My mom didn’t work at an office, but she wasn’t a “stay-at-home” mom. After my brothers and I started school, she was rarely “at home.” Instead, she was volunteering in our classrooms, visiting sick neighbors at hospitals, taking meals to new parents, and organizing logistics for the funerals of loved ones.
Her unpaid work wasn’t just a gift to our family – which, of course, it was. It was also a gift to our community. She didn’t see our home as the end of her work, but as the means by which she could serve our neighbors. It was her base of operations, where she strategized how to love others in practical ways.
My life looks far different from hers. At 40, she was married; I am single. She had three kids; I have none. Her primary work was based out of her home; mine is based out of my office. Her flexible hours were during the day, and her evenings packed with family activities; my schedule is the opposite – my daytime hours are set by work, and my evening hours are flexible.
Unlike me, but like my mom in the years before my brothers and I started school, many of my friends have young children and work from home. Their work rarely stops. Mouths need to be fed, diapers need to be changed, naps need to be enforced, books need to be read, and toys need to be played with (and picked up). Young children can’t work on their own; they require their parents’ help.
Mothers who work outside the home usually have incredibly strict schedules. Not only do they have to be at work during their company’s set hours, they also have to rush home after work to pick up their children from daycare or relieve their nanny. Their evenings are set, too – their kids are on schedules and, once they go to bed, my friends stay home since they can’t afford to hire frequent babysitters.
There is also, of course, the housework that all of us do no matter where we work – managing finances, paying bills, doing laundry, taking out the trash, washing dishes, cooking meals, sweeping floors, and more. And there’s even more work that tends to fall on women – caring for working spouses and aging parents. This household and care-giving work, though unpaid and rarely acknowledged, takes time and must be done.
Even if the scope and shape of our individual lives can look different, each of us works for the flourishing of our neighbors. But why can it be so hard to see that sometimes?
Whenever people start talking about where women work – whether at home or at an office – judgment and comparison are close at hand. The so-called Mommy Wars pit women against women – stay-at-home moms against working moms, conservatives against liberals, women with means and choices against women with neither. Many feel judged for their decisions and exhausted from trying to justify them – even to themselves.
In The Denial of Death, Ernest Becker argues that, at its most bedrock level, the human heart is driven by a desire to live a good and admirable life. We need to know that our choices, especially how we spend our days, are right and true. This, he says, is our “heroic self-image,” and we protect it from attacks – whether from within our own hearts or from others around us – by creating “character armor” to shore up the idea that our lives are worthwhile.

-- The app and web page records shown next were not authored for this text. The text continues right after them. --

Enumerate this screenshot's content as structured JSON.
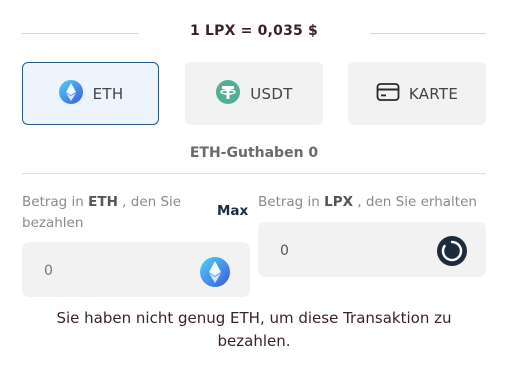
{
  "rate": {
    "text": "1 LPX = 0,035 $"
  },
  "payment_methods": [
    {
      "label": "ETH",
      "icon": "ethereum-icon",
      "selected": true
    },
    {
      "label": "USDT",
      "icon": "tether-icon",
      "selected": false
    },
    {
      "label": "KARTE",
      "icon": "credit-card-icon",
      "selected": false
    }
  ],
  "balance": {
    "text": "ETH-Guthaben 0"
  },
  "pay_field": {
    "label_prefix": "Betrag in ",
    "label_currency": "ETH",
    "label_suffix": " , den Sie bezahlen",
    "placeholder": "0",
    "max_label": "Max",
    "icon": "ethereum-icon"
  },
  "receive_field": {
    "label_prefix": "Betrag in ",
    "label_currency": "LPX",
    "label_suffix": " , den Sie erhalten",
    "value": "0",
    "icon": "lpx-token-icon"
  },
  "warning": {
    "text": "Sie haben nicht genug ETH, um diese Transaktion zu bezahlen."
  },
  "colors": {
    "accent_border": "#2a5a8c",
    "text_dark": "#3a1f2c",
    "field_bg": "#f2f2f2"
  }
}
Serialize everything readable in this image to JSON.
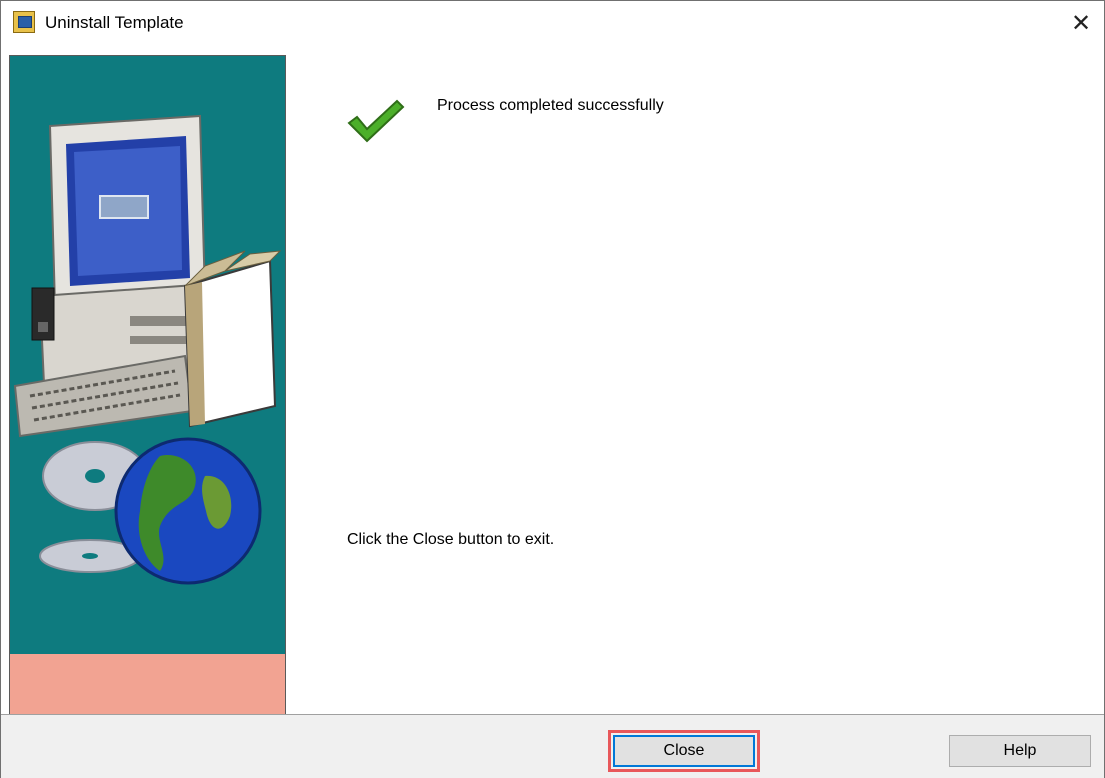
{
  "window": {
    "title": "Uninstall Template",
    "app_icon": "installer-app-icon",
    "close_glyph": "✕"
  },
  "side_panel": {
    "art": "computer-cds-globe-illustration",
    "accent_top": "#0e7b7f",
    "accent_bottom": "#f2a392"
  },
  "content": {
    "status_icon": "checkmark-icon",
    "status_message": "Process completed successfully",
    "exit_hint": "Click the Close button to exit."
  },
  "buttons": {
    "close_label": "Close",
    "help_label": "Help"
  },
  "colors": {
    "focus_highlight": "#e8575a",
    "default_button_border": "#0078d7",
    "check_green": "#4caf2a"
  }
}
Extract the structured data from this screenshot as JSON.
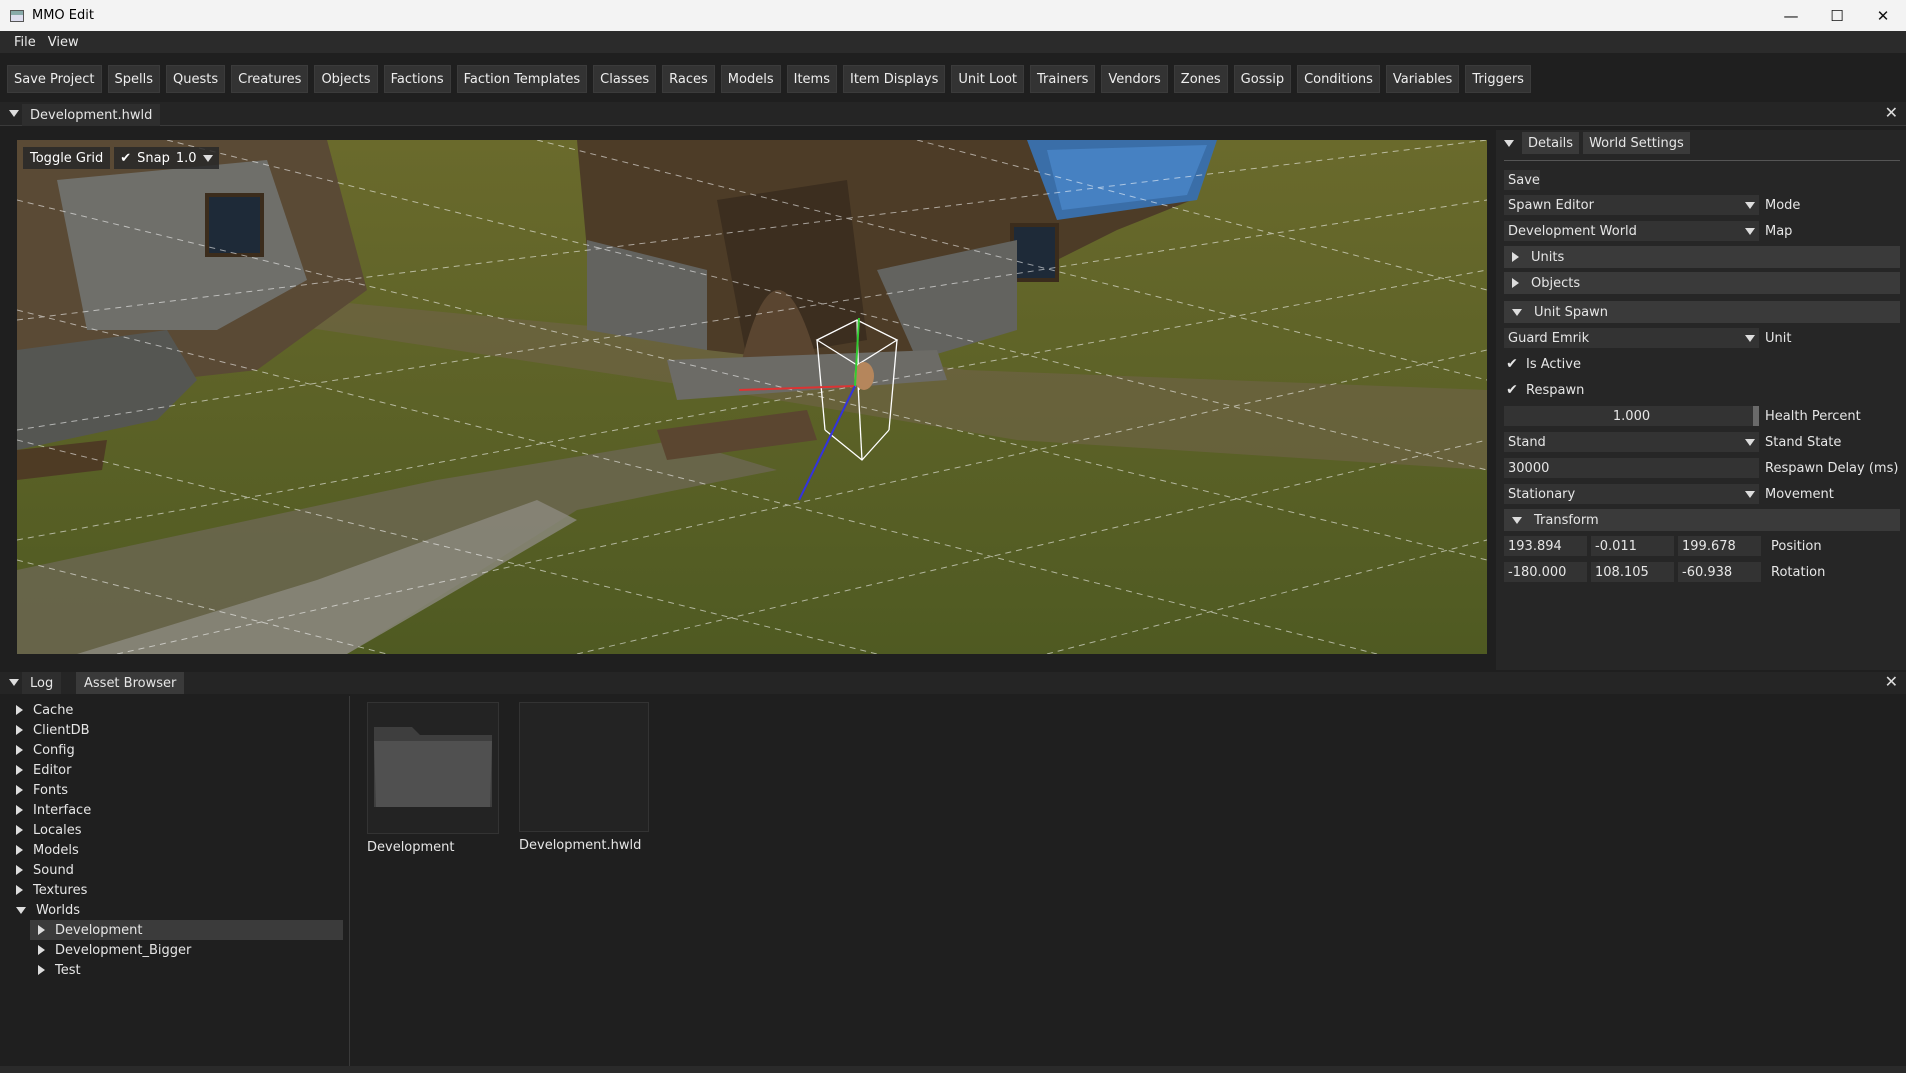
{
  "window": {
    "title": "MMO Edit",
    "minimize": "—",
    "maximize": "☐",
    "close": "✕"
  },
  "menu": [
    "File",
    "View"
  ],
  "toolbar": [
    "Save Project",
    "Spells",
    "Quests",
    "Creatures",
    "Objects",
    "Factions",
    "Faction Templates",
    "Classes",
    "Races",
    "Models",
    "Items",
    "Item Displays",
    "Unit Loot",
    "Trainers",
    "Vendors",
    "Zones",
    "Gossip",
    "Conditions",
    "Variables",
    "Triggers"
  ],
  "document": {
    "tab": "Development.hwld"
  },
  "viewport": {
    "toggle_grid": "Toggle Grid",
    "snap_label": "Snap",
    "snap_checked": true,
    "snap_value": "1.0"
  },
  "details": {
    "tabs": [
      "Details",
      "World Settings"
    ],
    "save_label": "Save",
    "mode": {
      "value": "Spawn Editor",
      "label": "Mode"
    },
    "map": {
      "value": "Development World",
      "label": "Map"
    },
    "sections": {
      "units": "Units",
      "objects": "Objects",
      "unit_spawn": "Unit Spawn",
      "transform": "Transform"
    },
    "unit": {
      "value": "Guard Emrik",
      "label": "Unit"
    },
    "is_active": {
      "label": "Is Active",
      "checked": true
    },
    "respawn": {
      "label": "Respawn",
      "checked": true
    },
    "health": {
      "value": "1.000",
      "label": "Health Percent"
    },
    "stand_state": {
      "value": "Stand",
      "label": "Stand State"
    },
    "respawn_delay": {
      "value": "30000",
      "label": "Respawn Delay (ms)"
    },
    "movement": {
      "value": "Stationary",
      "label": "Movement"
    },
    "position": {
      "x": "193.894",
      "y": "-0.011",
      "z": "199.678",
      "label": "Position"
    },
    "rotation": {
      "x": "-180.000",
      "y": "108.105",
      "z": "-60.938",
      "label": "Rotation"
    }
  },
  "bottom": {
    "tabs": [
      "Log",
      "Asset Browser"
    ],
    "tree": [
      {
        "label": "Cache",
        "expanded": false
      },
      {
        "label": "ClientDB",
        "expanded": false
      },
      {
        "label": "Config",
        "expanded": false
      },
      {
        "label": "Editor",
        "expanded": false
      },
      {
        "label": "Fonts",
        "expanded": false
      },
      {
        "label": "Interface",
        "expanded": false
      },
      {
        "label": "Locales",
        "expanded": false
      },
      {
        "label": "Models",
        "expanded": false
      },
      {
        "label": "Sound",
        "expanded": false
      },
      {
        "label": "Textures",
        "expanded": false
      },
      {
        "label": "Worlds",
        "expanded": true
      }
    ],
    "worlds_children": [
      {
        "label": "Development",
        "selected": true
      },
      {
        "label": "Development_Bigger",
        "selected": false
      },
      {
        "label": "Test",
        "selected": false
      }
    ],
    "assets": [
      {
        "name": "Development",
        "kind": "folder-icon"
      },
      {
        "name": "Development.hwld",
        "kind": "file-thumbnail"
      }
    ]
  },
  "colors": {
    "accent_bg": "#1f1f1f",
    "panel": "#262626",
    "header": "#3a3a3a",
    "grass": "#5b5a2a",
    "gizmo_x": "#d33",
    "gizmo_y": "#3c3",
    "gizmo_z": "#33d"
  }
}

But, Becker argues, this need to know we’re heroic and morally good inflicts the greatest pain and suffering in the world. In the foreword to Becker’s book, Samuel Keen writes:
The root of humanly caused evil is . . . our need to gain self-esteem . . . and achieve a heroic self-image. Our desire to achieve the best is the cause of the worst. . . . Becker’s radical conclusion that it is our altruistic motives that turn the world into a [funeral home] . . . poses a disturbing and revolutionary question to every individual and nation: At what cost do we purchase the assurance that we are heroic? . . . [Becker] shames us with the knowledge of how easily we will shed blood to purchase the assurance of our own righteousness.
The Mommy Wars, then, are driven not by our desire to hurt one another, but by our longing to know we’ve made good and right choices. One woman, for example, may believe the only way to be a godly wife and mom is to work from home; to her, working mothers forsake their calling to the family (Titus 2:5). Another woman may work outside the home because she feels her work contributes to her community and God’s redemptive purposes in the world; to her, stay-at-home moms aren’t being fully obedient to their calling as co-creators (Gen. 1:28).
Neither woman sees the other choice as merely different, but as morally wrong. Even engaging in a discussion that legitimizes the other choice is to threaten one’s own. Entrenched in our sense of moral goodness and self-righteousness, we spar with one another to protect our heroic self-image.
Bethany Jenkins is vice president of forums at The Veritas Forum, a contributor at The Gospel Coalition, and a senior fellow at The King’s College. She has also worked in Congress, at the State Department, on Wall Street and in Big Law. She received her BA from Baylor and JD from Columbia. She collaborated with David Kim on the Faith & Work Bible, published by Zondervan.